Bulgarian Archaeologists Start Excavations of Looted Ancient Thracian Shrine on Mount Ostrets near Velingrad
Bulgarian archaeologists have started excavations of an Ancient Thracian shrine on Mount Ostrets in the Rhodope Mountains near the spa resort of Velingrad, Snezhana Veleva, Director of the Regional Museum of History in the southern city of Pazardzhik, has announced.
The archaeological excavations of the Thracian shrine on Mount Ostrets are funded by Velingrad Municipality with project funding.
Prof. Diana Gergova from the National Institute and Museum of Archaeology in Sofia is the lead archaeologist; she is aided by archaeologists Asen Salkin and Dimitar Bayrakov from the Pazardzhik Regional Museum of History.
Velingrad Municipality, which is sometimes called “the spa capital of the Balkas” because of its numerous mineral water springs, plans to have the Thracians shrine excavated, conserved, and exhibited as a cultural tourism site.
Unfortunately, however, even though the Thracian shrine on Mount Ostrets in the Western Rhodope Mountains is hard to access, it has been severely damaged by treasure hunters.
“We have found a very tragic sight up there, with lots of treasure hunting pits. Add the fallen trees beause of the heavy snowfall in March, and we found a rather despairing sight. However, now things are going better, we have unearthed new types of archaeological structures, and I hope that this will become a very interesting site to visit,” Veleva has told Radio Focus Pazardzhik.
The Ancient Thracian shrine on Mount Ostrets was a sacred place for the Thracian tribe Bessi, and was dedicated to ancient god Dionysus.
It was discovered in 2009 by Prof. Diana Gergova, with one of the most interesting finds being an iron scepter shaped like two snake heads. The time range of the other discovered artifacts and coins is from the 8th-7th century BC to the 5th century AD.
In addition to the Thracian shrine on Mount Ostrets, the archaeologists from the Pazardzhik Regional Museum of History will be excavating another Thracian shrine located at the Kleptuza Lake near Velingrad.
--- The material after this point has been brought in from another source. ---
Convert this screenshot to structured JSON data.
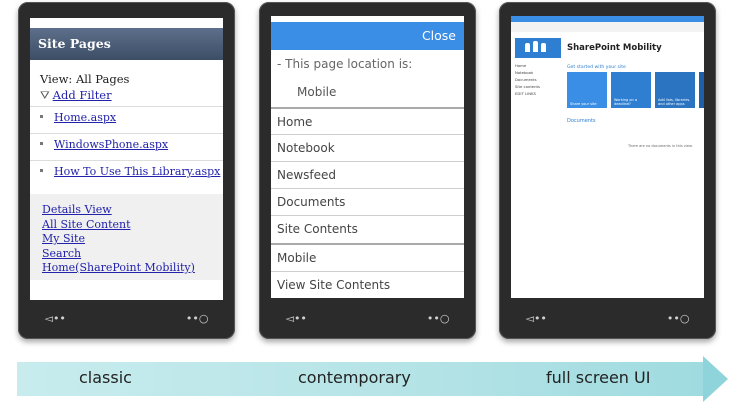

The excavations of the Thracian shrine at Lake Kleptuza will take place in July-August 2015, and will also be led by Prof. Diana Gergova.
Gergova is also the author of a current exhibition dedicated to legendary Ancient Thracian poet and singer Orpheus entitled “The Mountain and the Faith of Orpheus” which is on display at the Pazardzhik Regional Museum of History until July 8, 2015.
The Ancient Thracian shrine on Mount Ostrets near the southern Bulgarian town of Velingrad was a sacred place for the Thracian tribe Bessi, and was dedicated to ancient god Dionysus. It is one of the largest Thracian shrines ever known, and was discovered in 2009 by Prof. Diana Gergova from the National Institute and Museum of Archaeology in Sofia. The place was also explored in 1989 by Polish-Bulgarian archaeologist Mieczyslaw Domaradzki. The shrine has been badly damaged by looting treasure hunters. The discovered archaeological artifacts and coins at the Bessi shrine on Mount Ostrets are dated from the 8th-7th century BC to the 4th-5th century AD. One of the most interesting finds is an iron scepter shaped like two snake heads. Other finds include richly decorated cult ceramics, decorations, part of a votive table, a stone altar with geometric ornaments, an artifact shaped like a bird’s head, part of a shield decorated with three different metals, including gold, fibulas, clay cult items. The coins discovered there include a silver tetradrachma from the 1st century BC, and coins of Roman Emperors and Co-Emperors Constantius II (r. 324/337-361 AD), Constantius Gallus (r. 351-354 AD), Valentian I the Great (r. 364-375 AD), Valens (r. 364-378 AD), and Theodosius I the Great (r. 379-395 AD). Part of the archaeological excavations on Mount Ostrets have revealed the ruins of several consecutive Christian temples – an Early Christian basilica and medieval churches.